Emma shares her experiences at the Hope Mill and Lang Pioneer Village, and demonstrates the importance of comparative materials in reconstructing the past. — Kate
On one rainy day we decided to go to Hope Mill and Lang Pioneer Village in order to see what a water powered lumber mill, and a pioneer village looked like. This was important to our learning experience, as we are excavating a building that belonged to the mill workers, and shared a date with some of the buildings located at the village.
Thanks to the excellent preservation/restoration of both the mill and the village, we were able to see how things were in the past. We saw a house that would have been constructed in a similar size to the one we were excavating, and how it might have looked had the walls still been there.
It was extremely beneficial to see how the different rooms of the houses were constructed and positioned, as well as where certain objects would be located. It was clear that there were not a ton of windows on these types of buildings, and the amount of window glass that we are finding on site line up with this fact.
It was also helpful to see some still intact artifacts, such as a draw knife, which we found a piece of. Seeing some artifacts in their stage of functionality made it easier to identify pieces that we had found on site. Kate has the ability to look at odd pieces of metal and identify them as their respected artifact.

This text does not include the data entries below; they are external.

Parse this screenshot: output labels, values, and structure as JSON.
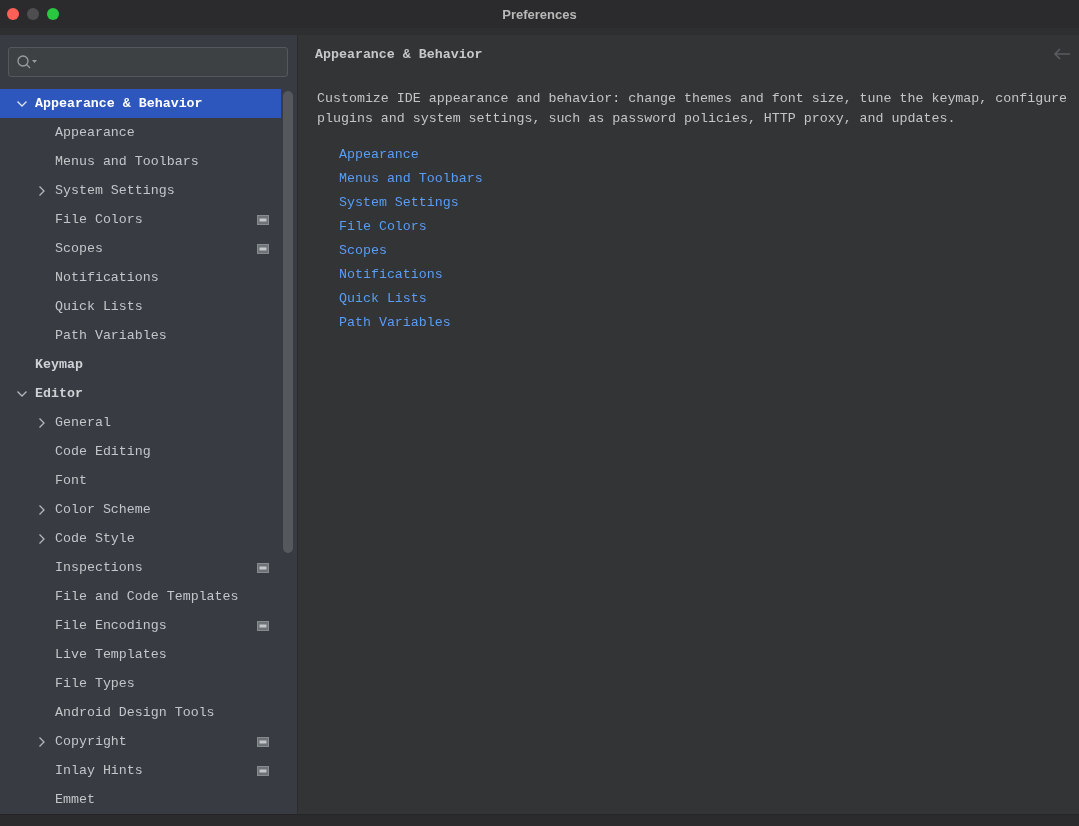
{
  "window": {
    "title": "Preferences"
  },
  "tree": [
    {
      "label": "Appearance & Behavior",
      "kind": "folder",
      "expanded": true,
      "selected": true,
      "project_icon": false,
      "children": [
        {
          "label": "Appearance",
          "kind": "page",
          "selected": false,
          "project_icon": false
        },
        {
          "label": "Menus and Toolbars",
          "kind": "page",
          "selected": false,
          "project_icon": false
        },
        {
          "label": "System Settings",
          "kind": "folder",
          "expanded": false,
          "selected": false,
          "project_icon": false
        },
        {
          "label": "File Colors",
          "kind": "page",
          "selected": false,
          "project_icon": true
        },
        {
          "label": "Scopes",
          "kind": "page",
          "selected": false,
          "project_icon": true
        },
        {
          "label": "Notifications",
          "kind": "page",
          "selected": false,
          "project_icon": false
        },
        {
          "label": "Quick Lists",
          "kind": "page",
          "selected": false,
          "project_icon": false
        },
        {
          "label": "Path Variables",
          "kind": "page",
          "selected": false,
          "project_icon": false
        }
      ]
    },
    {
      "label": "Keymap",
      "kind": "page",
      "selected": false,
      "project_icon": false
    },
    {
      "label": "Editor",
      "kind": "folder",
      "expanded": true,
      "selected": false,
      "project_icon": false,
      "children": [
        {
          "label": "General",
          "kind": "folder",
          "expanded": false,
          "selected": false,
          "project_icon": false
        },
        {
          "label": "Code Editing",
          "kind": "page",
          "selected": false,
          "project_icon": false
        },
        {
          "label": "Font",
          "kind": "page",
          "selected": false,
          "project_icon": false
        },
        {
          "label": "Color Scheme",
          "kind": "folder",
          "expanded": false,
          "selected": false,
          "project_icon": false
        },
        {
          "label": "Code Style",
          "kind": "folder",
          "expanded": false,
          "selected": false,
          "project_icon": false
        },
        {
          "label": "Inspections",
          "kind": "page",
          "selected": false,
          "project_icon": true
        },
        {
          "label": "File and Code Templates",
          "kind": "page",
          "selected": false,
          "project_icon": false
        },
        {
          "label": "File Encodings",
          "kind": "page",
          "selected": false,
          "project_icon": true
        },
        {
          "label": "Live Templates",
          "kind": "page",
          "selected": false,
          "project_icon": false
        },
        {
          "label": "File Types",
          "kind": "page",
          "selected": false,
          "project_icon": false
        },
        {
          "label": "Android Design Tools",
          "kind": "page",
          "selected": false,
          "project_icon": false
        },
        {
          "label": "Copyright",
          "kind": "folder",
          "expanded": false,
          "selected": false,
          "project_icon": true
        },
        {
          "label": "Inlay Hints",
          "kind": "page",
          "selected": false,
          "project_icon": true
        },
        {
          "label": "Emmet",
          "kind": "page",
          "selected": false,
          "project_icon": false
        }
      ]
    }
  ],
  "content": {
    "title": "Appearance & Behavior",
    "description": "Customize IDE appearance and behavior: change themes and font size, tune the keymap, configure plugins and system settings, such as password policies, HTTP proxy, and updates.",
    "links": [
      "Appearance",
      "Menus and Toolbars",
      "System Settings",
      "File Colors",
      "Scopes",
      "Notifications",
      "Quick Lists",
      "Path Variables"
    ]
  }
}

Finally being able to see the whole of these artifacts was nice, and seeing the small piece that Kate was able to identify it with, is also interesting.
Being able to see how the old mill would have functioned in the old days was also neat, although the magnitude of the mill that was on Trent property was lost, since I believe, Hope Mill only has one saw, whereas Red Mill (at Trent) had 136. So just trying to imagine that amount of activity and noise multiplied by 136 was a little bit daunting.
It is really important to accurately represent history and not fabricate any information. An accurate and true representation of history is hard to come by, but so much can be learned from it.